It sounds so simple, but sleep is typically one of the first things that starts to be neglected during a burnout phase. Try prioritizing sleep by limiting screen time at night, sticking to a bedtime routine and getting at least 6 hours of sleep.
4. Move Your Body
When you're feeling exhausted from work, exercising may seem counterintuitive. But anyone who has ever experienced the post-workout rush of endorphins known as the runner's high knows about the feel-good benefits of physical activity.
And research backs this up: According to a November 2021 study in Physiology & Behavior, moderate aerobic activity supports wellbeing and better recovery from mental exhaustion.
"As a physical therapist I make sure I am physically active, because I know I should practice what I preach," says Jessica Leung, PT, DPT.
"I like to do yoga, group exercise, lifting weights and climbing. Different activities keep it fresh and introduce new movement patterns to my body. It's something I encourage my patients to do, too."
5. Change Your Environment
"When I'm traveling I'm not thinking about work or the burnout," says Vanessa Grant, RN, an operating room nurse at Jefferson Hospital in Philadelphia. "The trip just completely takes over my mind, and it's a happy feeling."
A vacation won't solve all of your problems, but it might help temporarily. That all depends on what is causing your burnout in the first place.
"If you've reached a limit and need to recharge, then yes, take a vacation ," Dr. Arora says. "In some ways vacation can be incredibly helpful and allow you to reconnect with things you enjoy and restore exhaustion."
A change of scenery can also give you a fresh perspective, and a chance to distance yourself from work stressors. And a vacation doesn't have to be a fancy getaway, either. Time away from work can be spent in the comfort of your home (hello, staycation!) or a day of self-care.
"A lot of physicians I see who are burned out feel like they aren't able to take vacation because of the needs of the hospital," Dr. Beck says. "You shouldn't be waiting until the end of the year to take vacation. Take it when it's appropriate and take it when you need it."
- National Academy of Medicine: "Clinician Resilience and Well-Being"
- Mayo Clinic: "Job burnout: How to spot it and take action"
- Cleveland Clinic: "What is Burnout?"
- American Psychological Association: "Burnout and stress are everywhere"
- National Library of Medicine: "Reducing workplace burnout: the relative benefits of cardiovascular and resistance exercise"
- National Academies of Medicine: "Taking Action Against Clinician Burnout: A Systems Approach to Professional Well-Being"

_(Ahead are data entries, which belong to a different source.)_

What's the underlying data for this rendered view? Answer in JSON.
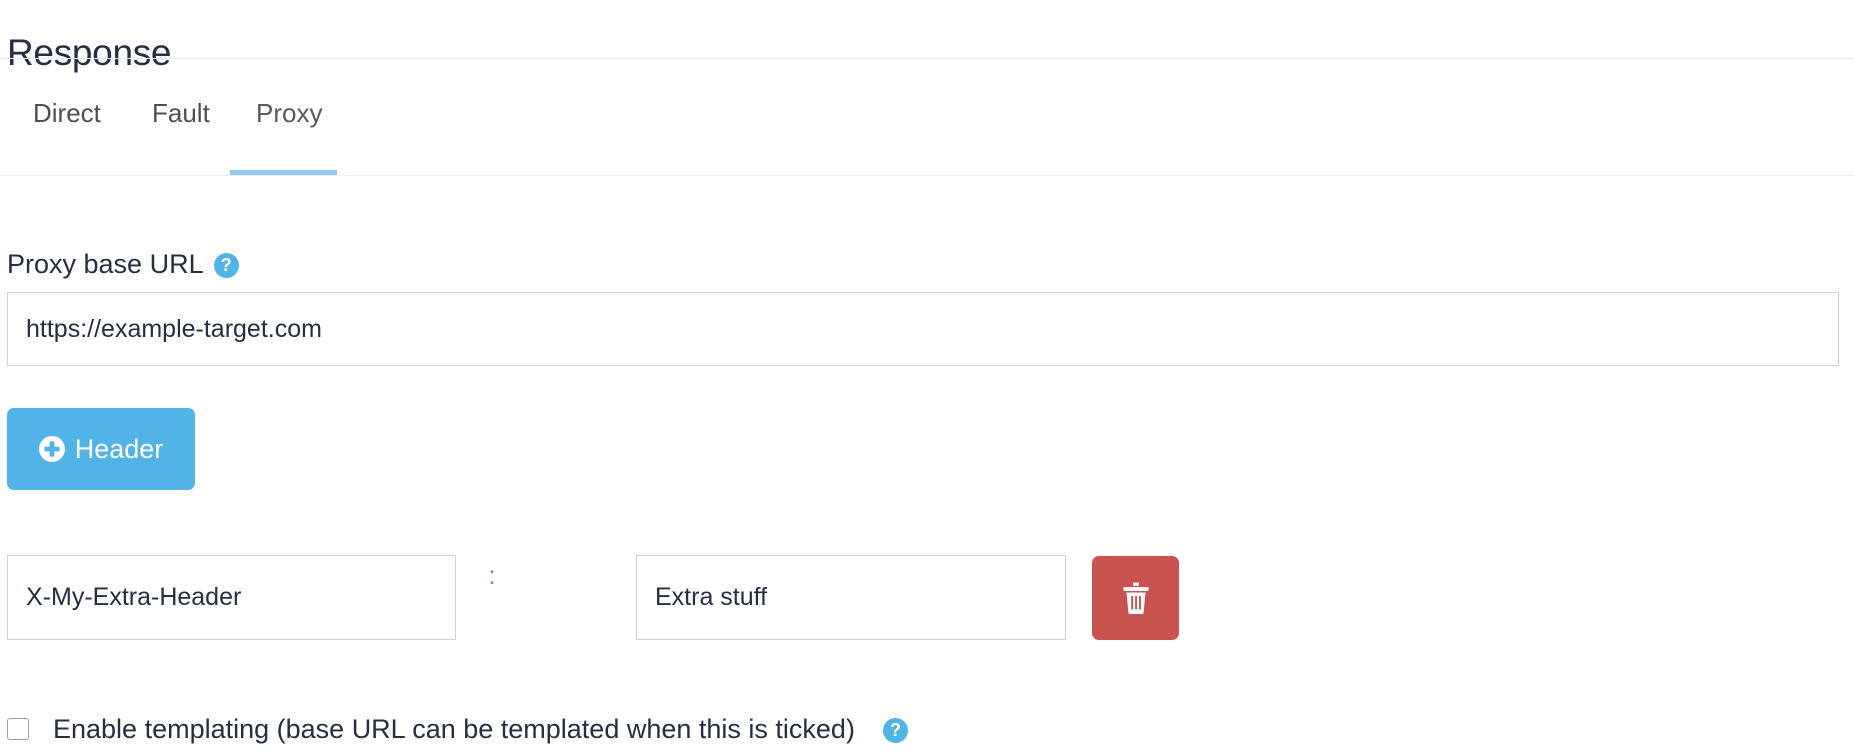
{
  "page": {
    "title": "Response"
  },
  "tabs": {
    "items": [
      {
        "label": "Direct",
        "active": false
      },
      {
        "label": "Fault",
        "active": false
      },
      {
        "label": "Proxy",
        "active": true
      }
    ],
    "active_index": 2,
    "underline_color": "#8ec8ef"
  },
  "proxy": {
    "base_url_label": "Proxy base URL",
    "base_url_help_icon": "help-circle-icon",
    "base_url_help_glyph": "?",
    "base_url_value": "https://example-target.com",
    "base_url_placeholder": "Proxy base URL"
  },
  "add_header_button": {
    "label": "Header",
    "icon": "plus-circle-icon",
    "color": "#52b3e9"
  },
  "headers": {
    "separator": ":",
    "rows": [
      {
        "key": "X-My-Extra-Header",
        "key_placeholder": "Header name",
        "value": "Extra stuff",
        "value_placeholder": "Header value",
        "delete_icon": "trash-icon",
        "delete_color": "#c9534f"
      }
    ]
  },
  "templating": {
    "checked": false,
    "label": "Enable templating (base URL can be templated when this is ticked)",
    "help_icon": "help-circle-icon",
    "help_glyph": "?"
  },
  "colors": {
    "accent_blue": "#52b3e9",
    "tab_underline": "#8ec8ef",
    "danger_red": "#c9534f",
    "text_dark": "#252f41",
    "border_grey": "#cfd2d6"
  }
}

- Physiology and Behavior: "Acute aerobic exercise to recover from mental exhaustion - a randomized controlled trial"
Is this an emergency? If you are experiencing serious medical symptoms, please see the National Library of Medicine’s list of signs you need emergency medical attention or call 911.